Ocean News

Beach Whale Shark

5th August 2009

I just returned from Sanibel Sea School in Sanibel, Florida, where we filmed kids for The Riddle Solvers Shark Episode. One of the highlights was this pre-teen, 40 foot long whale shark, made by hand, out of sand over the course of two hours (of course, you’ll see it all happen here in about 20 seconds).

Why did we film this? Well, our shark episode is about, of course, sharks. And while we try to solve the riddle in our movie, we get help from these children who attended a week long "shark camp".

Sanibel Sea School features week-long camps of various topics during the summer (manatee week, sea turtle week, horseshoe crab week, plankton week, etc.), and we were fortunate that the school invited us to spend time with them during shark week.
What exactly did kids do during shark week?

Well, they made shark-based art projects, like a large puzzle-piece bull shark. They played shark jeopardy. They conducted a "shark attack" where they visited local businesses and used chalk to draw shark facts and images on sidewalks. They snorkeled and surfed and had paddle races.

They even tried to save two young black-tip sharks that were caught in a commercial fishing net. Bruce Neill, the school’s founder, tried for hours to save the black-tip sharks that a fisherman found in his bycatch. He held them under running water to get oxygen through their gills, but unfortunately, the sharks were too far gone. As a result, the kids were able to see  shark dissection (at least the sharks went to good use). Have you ever seen how big a shark liver is? Trust me, it’s amazing.
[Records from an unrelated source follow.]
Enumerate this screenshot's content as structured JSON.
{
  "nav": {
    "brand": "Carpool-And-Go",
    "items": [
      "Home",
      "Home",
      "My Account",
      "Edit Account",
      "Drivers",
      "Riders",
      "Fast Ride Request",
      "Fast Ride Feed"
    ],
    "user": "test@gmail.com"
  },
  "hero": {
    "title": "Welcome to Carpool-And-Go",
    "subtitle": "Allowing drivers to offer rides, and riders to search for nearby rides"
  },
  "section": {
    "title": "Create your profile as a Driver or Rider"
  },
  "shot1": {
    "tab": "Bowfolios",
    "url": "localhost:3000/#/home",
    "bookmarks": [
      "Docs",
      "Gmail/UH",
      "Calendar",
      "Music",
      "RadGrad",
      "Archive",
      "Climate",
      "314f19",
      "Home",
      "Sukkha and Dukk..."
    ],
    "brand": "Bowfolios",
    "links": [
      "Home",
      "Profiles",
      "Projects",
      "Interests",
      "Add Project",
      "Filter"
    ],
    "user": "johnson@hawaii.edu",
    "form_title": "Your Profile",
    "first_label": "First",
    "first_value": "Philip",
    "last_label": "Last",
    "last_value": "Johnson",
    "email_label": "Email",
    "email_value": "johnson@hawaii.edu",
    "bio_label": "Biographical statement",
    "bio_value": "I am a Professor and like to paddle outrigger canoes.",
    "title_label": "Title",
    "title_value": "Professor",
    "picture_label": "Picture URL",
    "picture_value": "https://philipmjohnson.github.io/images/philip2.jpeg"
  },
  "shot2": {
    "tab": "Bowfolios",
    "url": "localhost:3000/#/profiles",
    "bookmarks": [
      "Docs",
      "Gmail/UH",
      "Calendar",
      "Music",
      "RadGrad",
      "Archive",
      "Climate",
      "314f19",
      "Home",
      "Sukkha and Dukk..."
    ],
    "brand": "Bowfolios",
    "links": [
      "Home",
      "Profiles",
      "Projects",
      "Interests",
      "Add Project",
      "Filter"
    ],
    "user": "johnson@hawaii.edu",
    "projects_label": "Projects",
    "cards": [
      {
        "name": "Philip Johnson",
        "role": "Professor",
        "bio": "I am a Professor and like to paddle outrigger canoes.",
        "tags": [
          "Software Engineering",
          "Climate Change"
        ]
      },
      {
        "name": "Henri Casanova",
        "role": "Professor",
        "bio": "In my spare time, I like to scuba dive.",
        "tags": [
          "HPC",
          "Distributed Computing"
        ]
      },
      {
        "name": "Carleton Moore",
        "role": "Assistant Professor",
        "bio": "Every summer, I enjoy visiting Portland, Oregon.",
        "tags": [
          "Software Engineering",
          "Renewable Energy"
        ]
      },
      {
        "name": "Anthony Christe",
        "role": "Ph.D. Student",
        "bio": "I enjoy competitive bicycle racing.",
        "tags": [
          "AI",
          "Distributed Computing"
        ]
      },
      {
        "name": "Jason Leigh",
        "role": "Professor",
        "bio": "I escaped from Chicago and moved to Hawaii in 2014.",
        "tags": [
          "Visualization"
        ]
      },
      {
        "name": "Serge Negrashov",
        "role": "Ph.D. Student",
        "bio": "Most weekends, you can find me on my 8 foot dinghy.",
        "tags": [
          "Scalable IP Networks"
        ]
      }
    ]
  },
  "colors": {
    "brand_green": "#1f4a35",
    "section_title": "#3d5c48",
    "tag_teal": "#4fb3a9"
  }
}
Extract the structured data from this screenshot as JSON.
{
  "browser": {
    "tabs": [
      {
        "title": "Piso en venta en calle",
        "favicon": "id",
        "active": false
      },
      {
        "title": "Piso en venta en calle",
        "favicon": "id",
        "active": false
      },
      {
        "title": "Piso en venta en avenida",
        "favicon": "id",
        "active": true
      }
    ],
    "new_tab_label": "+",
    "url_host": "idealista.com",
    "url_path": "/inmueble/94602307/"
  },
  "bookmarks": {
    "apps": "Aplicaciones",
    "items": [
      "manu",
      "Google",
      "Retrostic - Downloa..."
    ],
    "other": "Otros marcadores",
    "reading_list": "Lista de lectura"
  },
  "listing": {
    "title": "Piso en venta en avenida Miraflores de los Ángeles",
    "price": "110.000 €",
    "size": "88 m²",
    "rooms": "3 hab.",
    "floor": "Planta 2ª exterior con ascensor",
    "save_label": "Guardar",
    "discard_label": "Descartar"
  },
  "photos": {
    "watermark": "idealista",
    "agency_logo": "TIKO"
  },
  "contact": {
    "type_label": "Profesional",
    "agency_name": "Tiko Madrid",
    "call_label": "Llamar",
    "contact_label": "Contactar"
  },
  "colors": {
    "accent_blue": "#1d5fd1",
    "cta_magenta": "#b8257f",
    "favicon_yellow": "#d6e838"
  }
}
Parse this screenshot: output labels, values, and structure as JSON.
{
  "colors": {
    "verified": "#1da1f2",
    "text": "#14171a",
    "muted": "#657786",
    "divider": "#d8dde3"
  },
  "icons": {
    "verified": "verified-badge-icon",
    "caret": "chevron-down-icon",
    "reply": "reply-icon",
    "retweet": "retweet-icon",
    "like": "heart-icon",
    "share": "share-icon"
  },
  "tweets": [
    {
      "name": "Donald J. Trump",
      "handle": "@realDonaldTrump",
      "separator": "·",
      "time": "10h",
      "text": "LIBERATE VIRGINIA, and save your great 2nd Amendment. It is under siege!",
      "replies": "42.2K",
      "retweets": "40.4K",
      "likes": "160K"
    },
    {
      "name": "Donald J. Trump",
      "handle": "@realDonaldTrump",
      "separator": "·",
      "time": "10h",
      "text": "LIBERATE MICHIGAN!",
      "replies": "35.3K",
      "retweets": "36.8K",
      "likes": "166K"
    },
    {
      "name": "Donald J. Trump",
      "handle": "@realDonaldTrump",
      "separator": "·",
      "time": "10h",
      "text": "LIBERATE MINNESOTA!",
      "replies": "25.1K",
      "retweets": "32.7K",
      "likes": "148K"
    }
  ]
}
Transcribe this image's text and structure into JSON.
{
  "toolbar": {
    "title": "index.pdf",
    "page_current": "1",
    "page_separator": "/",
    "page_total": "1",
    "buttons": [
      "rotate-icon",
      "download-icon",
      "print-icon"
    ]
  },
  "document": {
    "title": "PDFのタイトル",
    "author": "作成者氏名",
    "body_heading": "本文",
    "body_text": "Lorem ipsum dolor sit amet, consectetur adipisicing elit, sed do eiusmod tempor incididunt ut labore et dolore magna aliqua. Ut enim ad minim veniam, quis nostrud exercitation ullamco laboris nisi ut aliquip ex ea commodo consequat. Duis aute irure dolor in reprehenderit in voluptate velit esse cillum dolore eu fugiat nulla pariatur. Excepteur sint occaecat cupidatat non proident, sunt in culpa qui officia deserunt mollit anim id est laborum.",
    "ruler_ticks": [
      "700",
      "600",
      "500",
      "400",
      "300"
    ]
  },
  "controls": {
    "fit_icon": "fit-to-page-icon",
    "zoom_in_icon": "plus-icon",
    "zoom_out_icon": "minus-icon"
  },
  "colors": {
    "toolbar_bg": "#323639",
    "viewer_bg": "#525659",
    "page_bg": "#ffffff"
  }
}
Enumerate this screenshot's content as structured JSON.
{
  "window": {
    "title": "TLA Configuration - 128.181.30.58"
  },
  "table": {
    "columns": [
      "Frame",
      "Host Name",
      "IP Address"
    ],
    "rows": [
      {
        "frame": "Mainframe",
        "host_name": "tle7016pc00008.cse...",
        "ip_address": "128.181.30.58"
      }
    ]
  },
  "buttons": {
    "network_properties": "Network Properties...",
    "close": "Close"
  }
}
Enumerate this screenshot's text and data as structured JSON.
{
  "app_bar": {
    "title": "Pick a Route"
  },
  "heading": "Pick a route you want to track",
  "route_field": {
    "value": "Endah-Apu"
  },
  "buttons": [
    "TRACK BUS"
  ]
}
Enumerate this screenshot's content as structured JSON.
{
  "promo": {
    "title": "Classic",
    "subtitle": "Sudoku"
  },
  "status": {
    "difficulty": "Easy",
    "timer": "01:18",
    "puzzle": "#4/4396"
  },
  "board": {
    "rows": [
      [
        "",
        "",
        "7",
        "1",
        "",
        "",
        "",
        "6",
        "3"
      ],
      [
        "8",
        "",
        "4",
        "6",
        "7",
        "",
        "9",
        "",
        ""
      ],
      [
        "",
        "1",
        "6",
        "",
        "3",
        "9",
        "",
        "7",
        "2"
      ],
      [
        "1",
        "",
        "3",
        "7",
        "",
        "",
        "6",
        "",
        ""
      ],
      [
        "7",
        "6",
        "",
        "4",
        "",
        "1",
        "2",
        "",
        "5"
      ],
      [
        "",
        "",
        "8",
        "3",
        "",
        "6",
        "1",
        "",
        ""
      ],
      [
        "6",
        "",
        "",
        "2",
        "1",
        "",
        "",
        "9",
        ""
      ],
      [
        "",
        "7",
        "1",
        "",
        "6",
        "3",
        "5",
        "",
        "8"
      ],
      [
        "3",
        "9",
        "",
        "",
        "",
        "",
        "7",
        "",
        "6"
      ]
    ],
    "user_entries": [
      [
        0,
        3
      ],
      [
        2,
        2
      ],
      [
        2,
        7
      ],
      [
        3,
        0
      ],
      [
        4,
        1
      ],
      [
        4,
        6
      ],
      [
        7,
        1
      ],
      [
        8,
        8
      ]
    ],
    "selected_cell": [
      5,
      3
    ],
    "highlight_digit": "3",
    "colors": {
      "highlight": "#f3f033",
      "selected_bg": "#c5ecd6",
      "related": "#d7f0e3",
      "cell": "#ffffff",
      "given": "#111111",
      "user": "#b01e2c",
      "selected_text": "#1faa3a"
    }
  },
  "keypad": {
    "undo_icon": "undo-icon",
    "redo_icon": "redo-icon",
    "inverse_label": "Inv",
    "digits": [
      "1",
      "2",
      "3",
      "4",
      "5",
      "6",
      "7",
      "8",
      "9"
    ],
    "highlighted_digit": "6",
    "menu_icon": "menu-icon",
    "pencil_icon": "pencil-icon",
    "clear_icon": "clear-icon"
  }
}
My highlight was filming the whale shark on the beach. We spent several days with the school’s staff, scheming about how to build the whale shark. Bruce Neill kept consulting shark guides and measuring textbook drawings with his calipers, so that we would be sure to build the whale shark and its fins to scale. We originally wanted to build a full grown 50 foot shark, but that would make the shark way too tall to conceivably build it out of sand in just a couple hours. So it ended up being a smaller, 40 foot shark . . . the kids used dark seaweed collected from the beach to create the shark’s skin. Then they used globs of sand to create the spots. Finally, they collected white shells to create the gills.  I am incredibly thrilled with the footage we got during the week, and I think it is going to be a great addition to the shark episode.